We come to the end of our series, “Full Disclosure” this week. It’s been a wonderful journey through a book that’s often been labeled hard and difficult. However, our journey has been exciting for so many, including me. Until this series Hebrews was a book I read, but never grasped the way I do now. And I must not be alone, because literally scores of people have told me how much the Lord has spoken to them through our study.
This week we revisit the final verses of this sermon that Scott so masterfully exposited last week. Remember his points regarding Jesus as our Shepherd? He’s eternal, He’s personal, and He equips us with everything we need to get home unscathed. And it’s that last point that I want to explore further this week.
Remember the question – “If God loves me why is my life so hard?” Remember the answer – “Your life is a long journey and the only way you will make it home without even more pain and discontentment is to fix your eyes on Jesus, the Author and the Finisher of our faith.” And the way the preacher encourages us to do that is by giving us more than a dozen individual portraits of Jesus as the full disclosure of God.

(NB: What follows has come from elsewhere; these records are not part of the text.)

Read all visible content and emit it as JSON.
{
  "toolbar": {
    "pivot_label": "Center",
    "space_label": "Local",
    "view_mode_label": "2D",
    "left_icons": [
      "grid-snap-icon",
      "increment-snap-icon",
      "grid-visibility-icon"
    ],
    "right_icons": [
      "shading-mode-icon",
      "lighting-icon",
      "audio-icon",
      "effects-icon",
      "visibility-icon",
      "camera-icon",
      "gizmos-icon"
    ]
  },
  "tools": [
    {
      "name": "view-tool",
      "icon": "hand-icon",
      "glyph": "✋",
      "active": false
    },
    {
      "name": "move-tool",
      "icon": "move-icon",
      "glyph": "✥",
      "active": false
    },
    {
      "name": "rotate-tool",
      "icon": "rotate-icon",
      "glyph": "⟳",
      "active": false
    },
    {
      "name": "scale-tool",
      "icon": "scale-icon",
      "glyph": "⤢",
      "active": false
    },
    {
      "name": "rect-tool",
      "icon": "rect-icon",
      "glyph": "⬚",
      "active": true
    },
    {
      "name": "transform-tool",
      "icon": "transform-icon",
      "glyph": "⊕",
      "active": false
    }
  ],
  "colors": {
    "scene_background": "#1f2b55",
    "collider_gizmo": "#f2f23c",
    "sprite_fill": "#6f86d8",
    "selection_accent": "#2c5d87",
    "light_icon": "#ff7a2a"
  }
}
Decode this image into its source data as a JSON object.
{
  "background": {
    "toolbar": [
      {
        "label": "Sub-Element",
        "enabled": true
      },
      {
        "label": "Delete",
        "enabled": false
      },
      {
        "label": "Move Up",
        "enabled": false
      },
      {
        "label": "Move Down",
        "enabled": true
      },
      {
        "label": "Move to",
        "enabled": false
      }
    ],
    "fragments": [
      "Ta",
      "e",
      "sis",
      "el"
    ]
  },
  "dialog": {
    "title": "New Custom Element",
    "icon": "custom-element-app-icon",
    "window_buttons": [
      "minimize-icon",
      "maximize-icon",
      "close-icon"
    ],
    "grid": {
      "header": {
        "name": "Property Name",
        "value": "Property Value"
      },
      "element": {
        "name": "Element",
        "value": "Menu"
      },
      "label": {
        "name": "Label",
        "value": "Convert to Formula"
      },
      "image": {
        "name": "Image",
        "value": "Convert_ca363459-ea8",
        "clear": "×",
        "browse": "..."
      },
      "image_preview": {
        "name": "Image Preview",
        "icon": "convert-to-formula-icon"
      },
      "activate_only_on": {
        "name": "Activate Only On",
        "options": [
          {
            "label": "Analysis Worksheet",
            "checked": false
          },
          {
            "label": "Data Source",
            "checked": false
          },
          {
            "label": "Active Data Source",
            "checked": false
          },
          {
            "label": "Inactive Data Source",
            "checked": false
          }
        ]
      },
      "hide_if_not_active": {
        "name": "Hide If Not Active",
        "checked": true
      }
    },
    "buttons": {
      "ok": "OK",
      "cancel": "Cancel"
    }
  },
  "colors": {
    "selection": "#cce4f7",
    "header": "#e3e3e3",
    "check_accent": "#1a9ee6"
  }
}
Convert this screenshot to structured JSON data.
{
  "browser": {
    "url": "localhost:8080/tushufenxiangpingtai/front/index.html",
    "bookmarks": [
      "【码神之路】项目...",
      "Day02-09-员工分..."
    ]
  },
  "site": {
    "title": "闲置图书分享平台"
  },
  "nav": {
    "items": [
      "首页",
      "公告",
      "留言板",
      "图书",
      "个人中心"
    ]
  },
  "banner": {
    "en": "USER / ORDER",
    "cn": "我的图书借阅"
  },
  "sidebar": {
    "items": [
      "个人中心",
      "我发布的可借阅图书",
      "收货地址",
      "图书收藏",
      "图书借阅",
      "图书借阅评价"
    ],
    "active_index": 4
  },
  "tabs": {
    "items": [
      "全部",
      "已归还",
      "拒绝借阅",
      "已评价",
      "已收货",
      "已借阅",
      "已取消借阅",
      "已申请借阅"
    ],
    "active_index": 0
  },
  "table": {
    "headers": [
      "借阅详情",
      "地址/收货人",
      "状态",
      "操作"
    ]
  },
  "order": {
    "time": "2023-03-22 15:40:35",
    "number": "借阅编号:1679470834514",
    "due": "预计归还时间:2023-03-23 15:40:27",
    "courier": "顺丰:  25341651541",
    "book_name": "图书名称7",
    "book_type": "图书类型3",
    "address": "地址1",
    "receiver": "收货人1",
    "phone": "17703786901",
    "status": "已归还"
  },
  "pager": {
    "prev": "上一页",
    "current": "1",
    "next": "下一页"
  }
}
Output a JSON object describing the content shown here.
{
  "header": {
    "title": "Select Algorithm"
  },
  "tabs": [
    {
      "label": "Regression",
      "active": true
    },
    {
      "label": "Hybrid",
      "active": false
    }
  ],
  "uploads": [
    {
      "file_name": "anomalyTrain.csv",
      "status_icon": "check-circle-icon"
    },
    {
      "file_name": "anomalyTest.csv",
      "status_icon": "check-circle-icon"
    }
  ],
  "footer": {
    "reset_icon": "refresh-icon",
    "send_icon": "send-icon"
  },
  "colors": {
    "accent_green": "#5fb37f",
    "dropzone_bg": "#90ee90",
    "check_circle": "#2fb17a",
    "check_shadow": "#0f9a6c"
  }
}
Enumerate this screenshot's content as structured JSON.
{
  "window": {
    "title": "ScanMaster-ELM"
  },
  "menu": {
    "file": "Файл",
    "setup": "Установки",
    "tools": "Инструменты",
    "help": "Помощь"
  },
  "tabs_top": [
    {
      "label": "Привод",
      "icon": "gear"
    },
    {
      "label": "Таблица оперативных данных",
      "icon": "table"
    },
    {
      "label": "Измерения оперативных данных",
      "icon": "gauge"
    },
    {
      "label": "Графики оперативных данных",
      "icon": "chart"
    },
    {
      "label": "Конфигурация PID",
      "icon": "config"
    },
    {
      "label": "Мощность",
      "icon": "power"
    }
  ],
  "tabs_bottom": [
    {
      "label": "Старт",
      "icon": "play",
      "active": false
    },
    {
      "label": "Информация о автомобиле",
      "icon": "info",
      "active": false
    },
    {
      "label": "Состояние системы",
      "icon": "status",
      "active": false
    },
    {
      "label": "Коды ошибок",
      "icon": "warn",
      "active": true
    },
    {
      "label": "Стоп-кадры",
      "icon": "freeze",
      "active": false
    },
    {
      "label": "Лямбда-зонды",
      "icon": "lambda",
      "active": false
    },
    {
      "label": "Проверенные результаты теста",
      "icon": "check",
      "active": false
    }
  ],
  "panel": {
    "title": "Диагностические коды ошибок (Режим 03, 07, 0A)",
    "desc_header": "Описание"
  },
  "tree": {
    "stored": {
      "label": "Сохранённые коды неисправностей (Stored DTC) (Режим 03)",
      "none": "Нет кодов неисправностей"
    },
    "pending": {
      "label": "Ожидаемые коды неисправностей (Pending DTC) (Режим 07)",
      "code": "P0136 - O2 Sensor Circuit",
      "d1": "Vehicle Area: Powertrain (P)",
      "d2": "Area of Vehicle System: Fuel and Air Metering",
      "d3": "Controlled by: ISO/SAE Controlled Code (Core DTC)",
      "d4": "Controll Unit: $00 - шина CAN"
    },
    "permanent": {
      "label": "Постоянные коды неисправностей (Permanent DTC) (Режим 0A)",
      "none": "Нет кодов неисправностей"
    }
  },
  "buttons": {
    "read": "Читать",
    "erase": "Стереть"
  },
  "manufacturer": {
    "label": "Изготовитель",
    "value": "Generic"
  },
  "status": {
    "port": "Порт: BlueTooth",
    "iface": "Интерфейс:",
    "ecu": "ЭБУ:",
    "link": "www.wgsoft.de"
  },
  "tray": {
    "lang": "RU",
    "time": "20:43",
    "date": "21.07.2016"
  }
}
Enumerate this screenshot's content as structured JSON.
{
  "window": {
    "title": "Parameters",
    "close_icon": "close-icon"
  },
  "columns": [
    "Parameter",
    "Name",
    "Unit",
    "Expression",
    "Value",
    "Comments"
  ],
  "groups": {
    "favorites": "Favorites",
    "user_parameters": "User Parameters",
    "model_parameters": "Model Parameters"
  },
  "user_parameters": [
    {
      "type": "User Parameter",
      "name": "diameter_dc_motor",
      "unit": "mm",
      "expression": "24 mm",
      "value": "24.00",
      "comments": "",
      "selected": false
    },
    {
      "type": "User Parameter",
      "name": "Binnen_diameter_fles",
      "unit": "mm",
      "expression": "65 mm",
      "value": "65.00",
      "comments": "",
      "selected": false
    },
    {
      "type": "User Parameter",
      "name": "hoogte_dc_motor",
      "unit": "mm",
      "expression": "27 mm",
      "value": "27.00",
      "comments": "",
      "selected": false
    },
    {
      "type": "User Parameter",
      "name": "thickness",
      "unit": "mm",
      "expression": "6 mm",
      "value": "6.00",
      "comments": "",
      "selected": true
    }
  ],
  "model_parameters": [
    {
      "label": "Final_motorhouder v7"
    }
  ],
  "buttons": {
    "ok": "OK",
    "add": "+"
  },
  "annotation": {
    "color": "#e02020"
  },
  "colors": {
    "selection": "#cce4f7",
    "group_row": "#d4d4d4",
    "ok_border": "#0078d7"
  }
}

At the end of his message the preacher draws on one of the richest themes of Scripture to describe Jesus and every Christian. He uses the portrait of a shepherd with his flock of sheep. In 13:20 the preacher calls Jesus, “The great shepherd of the sheep.” In doing so he uses a word that he uses in chapter 3 when he says, “But exhort one another every day.” In chapter 13 he says, “I appeal to you, brothers, bear with my word of exhortation…” The word is perakaleo in Greek and it’s one of the most powerful words ever used to describe one of the gifts of the Shepherd to the sheep. The gift is other sheep who act as shepherds speaking into our lives.
A few years ago David Wilkie wrote a book entitled, Coffee with Jesus. It’s sort of Jesus “with an edge”. In it Wilkie has a dialogue between landscaper Carl and Jesus about Carl’s wife, Lisa.
Carl: “Lisa wants me to take her to the opera, Jesus! What could suck more than that? Ugggh! The opera!”
Jesus: “Lisa hides well her hatred of football, Carl, even when you insist on watching ten hours of it on Sundays.”
Carl: “Lisa hates football? But she sits there and watches with me and never complains.”
Jesus: “I love watching it sink in, Carl.”
Sometimes those “in your face” moments come as we pray, or as we read the Bible, but often they come from others (shepherds) who love us. I remember one time confessing a sin to a mentor of mine. After I confessed, I said something like, I was surprised that I had done it. He replied, “You wouldn’t have been so surprised if you didn’t have such a high opinion of yourself.” Touché.
That’s what we are going to talk about this Sunday – the role of other under shepherds in our lives. In chapter 13 the preacher called them “leaders”. In chapter 3 he calls them “one another”. The point is this: If you are a Christian and you have no one with whom you confide, turn to for advice, ask for a critique, listen for wisdom, take off your masks; you’re in deep weeds. Your walk in this world requires shepherding and Jesus mostly gives it through your brothers and sisters in Christ.
In preparation for Sunday’s message, “Our Family”, you may wish to consider the following:
- Consider the theme running through Hebrews 3:13; 10:24-25; and 13:17-25.
- Who are some of the shepherds named in Scripture?
- How many different names of God are associated with the name “Shepherd”?
- What do you know about sheep? Is it a compliment or a criticism to be called a sheep of His flock?
- What does Jesus mean when He tells Peter three times to feed or tend His sheep?
- How does Jesus fulfill His promise to never leave or forsake us through “undershepherds?”
- Why does the preacher attribute the role of “exhorting” to leaders as well as other sheep?
- What does exhortation/parakaleo mean?
- What are the dangers in shepherding?
- What are the fruits of effective shepherding?